Creating a successful outdoor space at school isn’t as simple as putting in some new playground equipment and hoping for the best. To ensure that children gain the best possible experience and opportunities from their playground it takes a lot more research and brain power.
We’ve summarised some crucial research that highlights the important impacts that learning environments have on learning outcomes.
Design and Quality
A factsheet released by the Ministry of Education, ‘Teaching and Learning Environments: Impact on student engagement and achievement’, summarises that school property plays an important supporting role in the delivery of education. It states that inadequate facilities have an adverse impact on student achievement and engagement and that the inadequate provision of variables that impact on student comfort negatively affect learning outcomes.
According to the factsheet, positive outdoor spaces (those that are well designed and defined) are linked to better student outcomes. It is clear throughout this research that high quality design is crucial for delivering the best possible learning outcomes.
Some studies, in the Ministry of Education research, found that student achievement increases following a renovation of rebuild of the school facilities and that flexibility of space is a feature of quality teaching and learning environments. Many schools that we have worked with already have an outdoor learning environment in place but simply want to give it a new lease of life. Refreshing a playground so that it is more flexible for outdoor learning is always an exciting project and is one that our team love to take on.
Links to the curriculum
A report carried out by Ofsted in 2008, ‘Learning Outside the Classroom’, highlighted many benefits of outdoor learning in schools.
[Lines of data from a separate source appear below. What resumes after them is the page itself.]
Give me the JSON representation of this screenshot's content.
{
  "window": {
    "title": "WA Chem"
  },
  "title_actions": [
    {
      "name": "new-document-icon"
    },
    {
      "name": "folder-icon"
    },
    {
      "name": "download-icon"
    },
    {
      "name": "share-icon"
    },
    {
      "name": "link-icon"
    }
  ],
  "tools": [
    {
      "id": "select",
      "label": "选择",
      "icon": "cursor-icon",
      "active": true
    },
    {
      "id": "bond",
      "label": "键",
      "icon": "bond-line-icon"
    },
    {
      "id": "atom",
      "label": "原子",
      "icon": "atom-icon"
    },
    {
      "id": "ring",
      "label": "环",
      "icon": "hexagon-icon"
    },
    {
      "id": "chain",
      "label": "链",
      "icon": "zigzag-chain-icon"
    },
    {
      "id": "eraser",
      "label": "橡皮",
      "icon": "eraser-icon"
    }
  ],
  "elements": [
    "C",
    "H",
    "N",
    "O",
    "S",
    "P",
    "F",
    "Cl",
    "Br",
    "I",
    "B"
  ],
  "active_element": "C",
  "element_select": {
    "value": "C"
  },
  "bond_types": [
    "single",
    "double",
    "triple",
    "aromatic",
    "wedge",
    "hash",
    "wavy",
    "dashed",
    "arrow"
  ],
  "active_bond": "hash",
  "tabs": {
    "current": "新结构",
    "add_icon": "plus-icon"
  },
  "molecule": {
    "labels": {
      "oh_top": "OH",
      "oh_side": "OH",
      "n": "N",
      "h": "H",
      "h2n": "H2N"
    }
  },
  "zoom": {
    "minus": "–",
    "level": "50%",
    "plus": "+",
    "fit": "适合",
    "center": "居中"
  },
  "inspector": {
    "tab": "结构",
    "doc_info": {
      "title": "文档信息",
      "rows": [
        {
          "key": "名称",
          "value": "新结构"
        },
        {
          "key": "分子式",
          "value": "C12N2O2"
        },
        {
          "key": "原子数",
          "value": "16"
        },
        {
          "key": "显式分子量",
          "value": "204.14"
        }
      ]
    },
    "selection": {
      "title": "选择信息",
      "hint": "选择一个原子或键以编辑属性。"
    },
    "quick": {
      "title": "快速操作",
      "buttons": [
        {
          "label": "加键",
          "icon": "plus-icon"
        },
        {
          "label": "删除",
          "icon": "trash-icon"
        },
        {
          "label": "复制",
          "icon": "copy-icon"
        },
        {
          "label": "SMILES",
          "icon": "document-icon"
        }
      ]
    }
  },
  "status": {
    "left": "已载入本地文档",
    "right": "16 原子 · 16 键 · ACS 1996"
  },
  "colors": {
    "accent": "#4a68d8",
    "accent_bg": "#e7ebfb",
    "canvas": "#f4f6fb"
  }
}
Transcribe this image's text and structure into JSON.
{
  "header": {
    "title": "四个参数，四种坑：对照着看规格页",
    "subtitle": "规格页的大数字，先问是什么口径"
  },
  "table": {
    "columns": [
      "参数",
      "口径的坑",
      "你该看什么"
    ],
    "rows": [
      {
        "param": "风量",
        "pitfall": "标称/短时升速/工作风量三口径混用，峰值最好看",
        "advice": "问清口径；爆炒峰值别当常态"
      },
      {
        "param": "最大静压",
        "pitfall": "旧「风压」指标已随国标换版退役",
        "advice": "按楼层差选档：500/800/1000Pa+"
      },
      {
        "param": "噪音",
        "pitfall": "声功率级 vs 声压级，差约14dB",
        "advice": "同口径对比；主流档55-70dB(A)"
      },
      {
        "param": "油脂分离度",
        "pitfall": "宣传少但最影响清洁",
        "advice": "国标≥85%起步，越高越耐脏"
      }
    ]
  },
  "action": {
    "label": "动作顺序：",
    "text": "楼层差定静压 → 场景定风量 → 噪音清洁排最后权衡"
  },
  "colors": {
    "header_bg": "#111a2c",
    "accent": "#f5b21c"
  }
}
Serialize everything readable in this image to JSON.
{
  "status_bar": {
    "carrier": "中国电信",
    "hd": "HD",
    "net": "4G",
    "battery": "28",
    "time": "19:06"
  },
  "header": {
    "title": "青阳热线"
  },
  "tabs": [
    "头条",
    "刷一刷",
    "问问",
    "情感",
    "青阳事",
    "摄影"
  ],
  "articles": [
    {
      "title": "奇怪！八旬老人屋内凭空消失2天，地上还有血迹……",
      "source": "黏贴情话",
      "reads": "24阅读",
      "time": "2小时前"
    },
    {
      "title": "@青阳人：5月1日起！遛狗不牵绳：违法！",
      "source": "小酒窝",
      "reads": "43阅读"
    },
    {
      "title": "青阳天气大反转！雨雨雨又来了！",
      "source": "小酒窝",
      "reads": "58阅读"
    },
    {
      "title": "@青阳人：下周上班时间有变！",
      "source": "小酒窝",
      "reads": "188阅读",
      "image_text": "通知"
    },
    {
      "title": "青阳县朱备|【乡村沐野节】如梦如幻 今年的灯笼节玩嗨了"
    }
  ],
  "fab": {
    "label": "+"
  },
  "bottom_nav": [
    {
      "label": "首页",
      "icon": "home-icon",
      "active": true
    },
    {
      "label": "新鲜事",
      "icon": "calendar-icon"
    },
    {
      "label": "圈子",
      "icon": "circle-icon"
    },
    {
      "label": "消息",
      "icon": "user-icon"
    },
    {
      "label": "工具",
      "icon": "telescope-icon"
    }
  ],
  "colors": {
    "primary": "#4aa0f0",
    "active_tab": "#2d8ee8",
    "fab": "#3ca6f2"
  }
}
The key takeaway from the results was that learning outside the classroom was most successful when it was an integral element of long-term curriculum planning and closely linked to classroom activities.
Therefore, to ensure successful long-term outdoor learning it’s important to consider the curriculum and classroom activities in your design. Working with a team who are experts in the latest curriculum and know how to make the most of your outdoor space is crucial. Choose high quality play equipment that is multi-functional and can be used for a range of different activities across the curriculum. For example, our Trim Trails have been used by schools to hold competitions in PE, learn about balance and forces in Science and the setting for a Number Hunt in Maths. At play time they become anything the children can imagine.
Schools that want to make outdoor learning more accessible but don’t have the flexibility to commit to a large playground rebuild can consider equipment that can be moved between the two. Our Poddely Sets have been extremely popular with schools and nurseries that want to transition between the classroom and the playground. They are designed to encourage creative, free-flow play and learning across the curriculum and can be used by children to create their very own unique learning environment.
When considering the long-term planning of curriculum links with a learning environment, it’s important to think about how the space can be used throughout the school year. The British weather is far from predictable so outdoor spaces need to be designed for use come rain or shine.. Shelters can be used as anything from an outdoor classroom to a stage to somewhere the children can eat their lunch. Having accessibility to an outdoor learning environment throughout the year can help schools put a long-term curriculum plan in place.
To ensure your school gets the best possible learning outcomes from your outdoor learning environment, there are a lot of factors to consider. At Playforce we are experts in creating outdoor spaces that are of the highest quality and can be used across the curriculum, come rain or shine. To find out how we can help you design the perfect learning environment, book a free consultation with one of our local advisors.